Compass is the world's largest catering company. It runs canteens in many public and private organizations, including schools and offices. In September 2004, it issued a profit warning, reporting disappointing trading and cash flow. The share price fell by a quarter. [chart]
Compass says that the reason for the cash flow problems is that it is now paying its suppliers more quickly than it would like to. Furthermore, a key supplier had got into financial difficulties. We can interpret these as clues that Compass's past profits may have been obtained at the expense of their suppliers. (A common tactic for powerful companies is to squeeze cashflow from their suppliers by insisting on long payment terms: 60 days or 90 days rather than the normal 30 days.)
In the Daily Telegraph (23rd Sept 2004, registration required), Dr James Rieley points out that if a company tries to be tough with its suppliers, then the suppliers will go into "survival mode", thus producing behaviour that appears to confirm the necessity to be tough. There is a closed system loop, in which tough tactics on one side stimulates tough tactics on the other side. When management is trapped in this closed system loop, it appears to them that their options are limited by the tough and uncooperative tactics of the other side: in other words, simple cause and effect. (A similar pattern can be observed when management is tough with employees, stimulating uncooperative behaviour from them: this is known as Theory X.)

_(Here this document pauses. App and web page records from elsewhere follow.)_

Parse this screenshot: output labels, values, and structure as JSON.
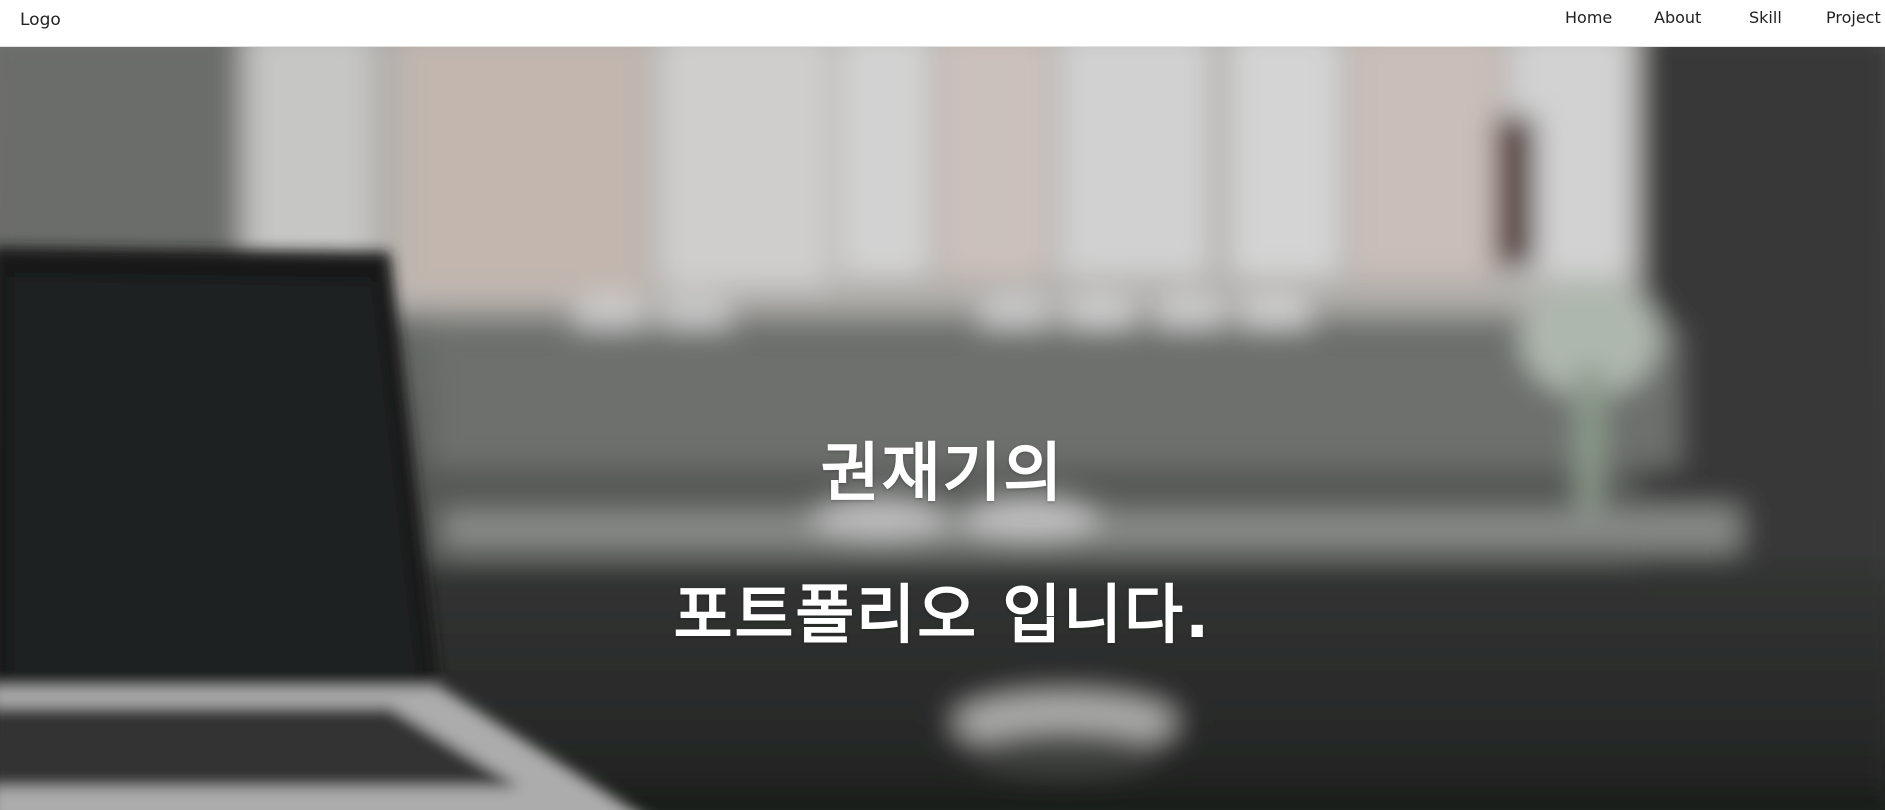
{
  "header": {
    "logo": "Logo",
    "nav": {
      "home": "Home",
      "about": "About",
      "skill": "Skill",
      "project": "Project"
    }
  },
  "hero": {
    "title_line1": "권재기의",
    "title_line2": "포트폴리오 입니다.",
    "background": "blurred-desk-photo",
    "overlay_color": "#2f3230"
  }
}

Rieley recommends win-win relationships between a company and its suppliers - unless "you want to explain why you had to issue a profit warning because you didn't know what was going on with your suppliers". Who could he be talking about?